··· Material for this task ···
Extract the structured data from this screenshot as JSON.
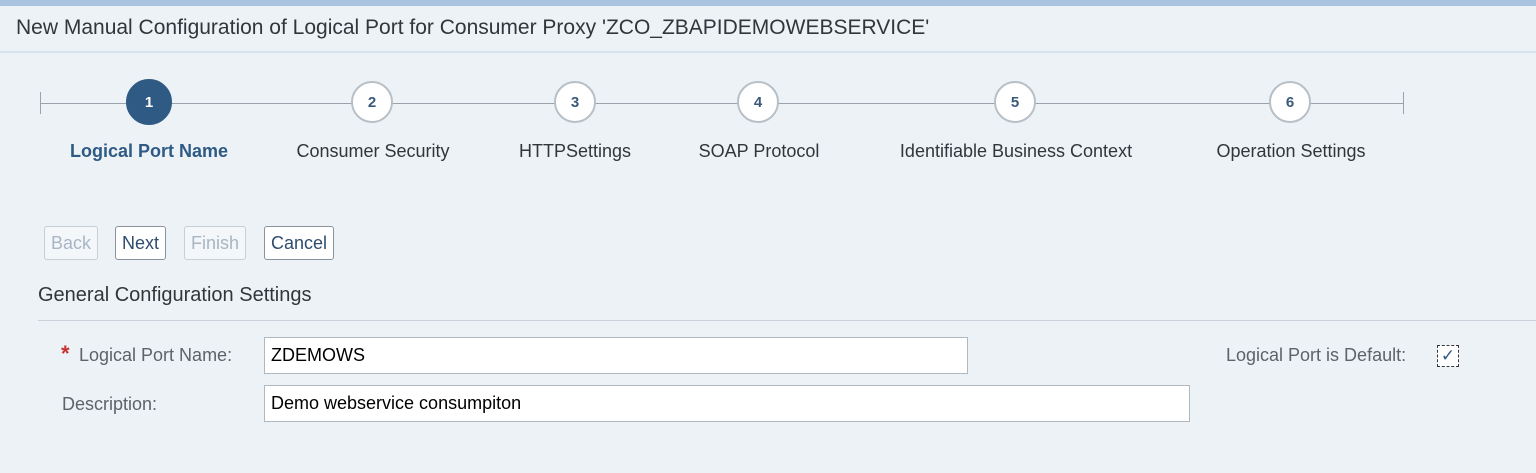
{
  "window": {
    "title": "New Manual Configuration of Logical Port for Consumer Proxy 'ZCO_ZBAPIDEMOWEBSERVICE'"
  },
  "wizard": {
    "steps": [
      {
        "number": "1",
        "label": "Logical Port Name",
        "active": true
      },
      {
        "number": "2",
        "label": "Consumer Security",
        "active": false
      },
      {
        "number": "3",
        "label": "HTTPSettings",
        "active": false
      },
      {
        "number": "4",
        "label": "SOAP Protocol",
        "active": false
      },
      {
        "number": "5",
        "label": "Identifiable Business Context",
        "active": false
      },
      {
        "number": "6",
        "label": "Operation Settings",
        "active": false
      }
    ]
  },
  "toolbar": {
    "back_label": "Back",
    "next_label": "Next",
    "finish_label": "Finish",
    "cancel_label": "Cancel"
  },
  "section": {
    "title": "General Configuration Settings"
  },
  "form": {
    "required_marker": "*",
    "logical_port_name_label": "Logical Port Name:",
    "logical_port_name_value": "ZDEMOWS",
    "description_label": "Description:",
    "description_value": "Demo webservice consumpiton",
    "default_label": "Logical Port is Default:",
    "default_checked": true,
    "check_glyph": "✓"
  },
  "colors": {
    "accent": "#2e5a84",
    "background": "#edf2f7",
    "required": "#c7342f"
  }
}
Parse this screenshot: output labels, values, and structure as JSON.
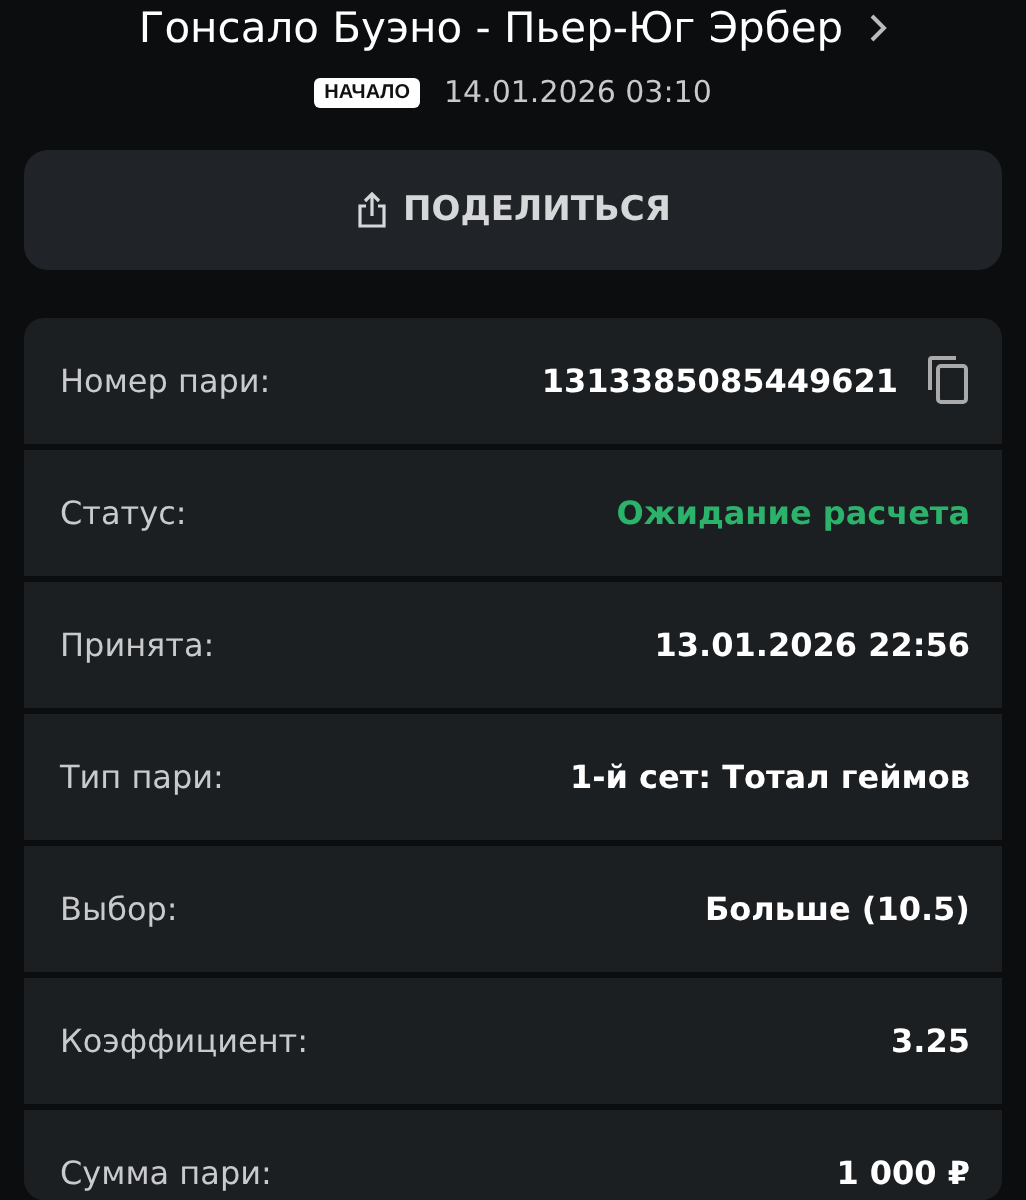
{
  "event": {
    "title": "Гонсало Буэно - Пьер-Юг Эрбер",
    "badge": "НАЧАЛО",
    "datetime": "14.01.2026 03:10"
  },
  "share_button": {
    "label": "ПОДЕЛИТЬСЯ"
  },
  "details": [
    {
      "kind": "copy",
      "label": "Номер пари:",
      "value": "1313385085449621"
    },
    {
      "kind": "status",
      "label": "Статус:",
      "value": "Ожидание расчета",
      "color": "#2bb36b"
    },
    {
      "kind": "plain",
      "label": "Принята:",
      "value": "13.01.2026 22:56"
    },
    {
      "kind": "plain",
      "label": "Тип пари:",
      "value": "1-й сет: Тотал геймов"
    },
    {
      "kind": "plain",
      "label": "Выбор:",
      "value": "Больше (10.5)"
    },
    {
      "kind": "plain",
      "label": "Коэффициент:",
      "value": "3.25"
    },
    {
      "kind": "plain",
      "label": "Сумма пари:",
      "value": "1 000 ₽"
    }
  ]
}
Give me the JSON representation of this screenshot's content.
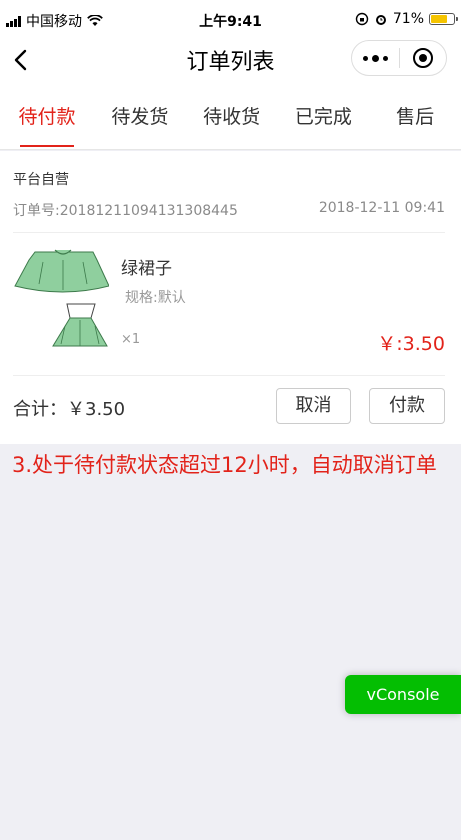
{
  "status_bar": {
    "carrier": "中国移动",
    "time": "上午9:41",
    "battery_percent": "71%",
    "battery_level": 0.71
  },
  "nav": {
    "title": "订单列表"
  },
  "tabs": [
    {
      "label": "待付款",
      "active": true
    },
    {
      "label": "待发货",
      "active": false
    },
    {
      "label": "待收货",
      "active": false
    },
    {
      "label": "已完成",
      "active": false
    },
    {
      "label": "售后",
      "active": false
    }
  ],
  "order": {
    "shop_name": "平台自营",
    "order_no": "订单号:20181211094131308445",
    "time": "2018-12-11 09:41",
    "product": {
      "name": "绿裙子",
      "spec": "规格:默认",
      "qty": "×1",
      "price": "￥:3.50"
    },
    "total": "合计：￥3.50",
    "cancel_label": "取消",
    "pay_label": "付款"
  },
  "note": "3.处于待付款状态超过12小时，自动取消订单",
  "vconsole_label": "vConsole",
  "colors": {
    "accent": "#e2231a",
    "vconsole": "#04be02",
    "background": "#efeff4"
  }
}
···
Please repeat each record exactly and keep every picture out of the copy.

▶ **Output below**
Extract the structured data from this screenshot as JSON.
{
  "window": {
    "title": "New Manual Configuration of Logical Port for Consumer Proxy 'ZCO_ZBAPIDEMOWEBSERVICE'"
  },
  "wizard": {
    "steps": [
      {
        "number": "1",
        "label": "Logical Port Name",
        "active": true
      },
      {
        "number": "2",
        "label": "Consumer Security",
        "active": false
      },
      {
        "number": "3",
        "label": "HTTPSettings",
        "active": false
      },
      {
        "number": "4",
        "label": "SOAP Protocol",
        "active": false
      },
      {
        "number": "5",
        "label": "Identifiable Business Context",
        "active": false
      },
      {
        "number": "6",
        "label": "Operation Settings",
        "active": false
      }
    ]
  },
  "toolbar": {
    "back_label": "Back",
    "next_label": "Next",
    "finish_label": "Finish",
    "cancel_label": "Cancel"
  },
  "section": {
    "title": "General Configuration Settings"
  },
  "form": {
    "required_marker": "*",
    "logical_port_name_label": "Logical Port Name:",
    "logical_port_name_value": "ZDEMOWS",
    "description_label": "Description:",
    "description_value": "Demo webservice consumpiton",
    "default_label": "Logical Port is Default:",
    "default_checked": true,
    "check_glyph": "✓"
  },
  "colors": {
    "accent": "#2e5a84",
    "background": "#edf2f7",
    "required": "#c7342f"
  }
}
Parse this screenshot: output labels, values, and structure as JSON.
{
  "event": {
    "title": "Гонсало Буэно - Пьер-Юг Эрбер",
    "badge": "НАЧАЛО",
    "datetime": "14.01.2026 03:10"
  },
  "share_button": {
    "label": "ПОДЕЛИТЬСЯ"
  },
  "details": [
    {
      "kind": "copy",
      "label": "Номер пари:",
      "value": "1313385085449621"
    },
    {
      "kind": "status",
      "label": "Статус:",
      "value": "Ожидание расчета",
      "color": "#2bb36b"
    },
    {
      "kind": "plain",
      "label": "Принята:",
      "value": "13.01.2026 22:56"
    },
    {
      "kind": "plain",
      "label": "Тип пари:",
      "value": "1-й сет: Тотал геймов"
    },
    {
      "kind": "plain",
      "label": "Выбор:",
      "value": "Больше (10.5)"
    },
    {
      "kind": "plain",
      "label": "Коэффициент:",
      "value": "3.25"
    },
    {
      "kind": "plain",
      "label": "Сумма пари:",
      "value": "1 000 ₽"
    }
  ]
}
Give me the JSON representation of this screenshot's content.
{
  "status_bar": {
    "carrier": "中国移动",
    "time": "上午9:41",
    "battery_percent": "71%",
    "battery_level": 0.71
  },
  "nav": {
    "title": "订单列表"
  },
  "tabs": [
    {
      "label": "待付款",
      "active": true
    },
    {
      "label": "待发货",
      "active": false
    },
    {
      "label": "待收货",
      "active": false
    },
    {
      "label": "已完成",
      "active": false
    },
    {
      "label": "售后",
      "active": false
    }
  ],
  "order": {
    "shop_name": "平台自营",
    "order_no": "订单号:20181211094131308445",
    "time": "2018-12-11 09:41",
    "product": {
      "name": "绿裙子",
      "spec": "规格:默认",
      "qty": "×1",
      "price": "￥:3.50"
    },
    "total": "合计：￥3.50",
    "cancel_label": "取消",
    "pay_label": "付款"
  },
  "note": "3.处于待付款状态超过12小时，自动取消订单",
  "vconsole_label": "vConsole",
  "colors": {
    "accent": "#e2231a",
    "vconsole": "#04be02",
    "background": "#efeff4"
  }
}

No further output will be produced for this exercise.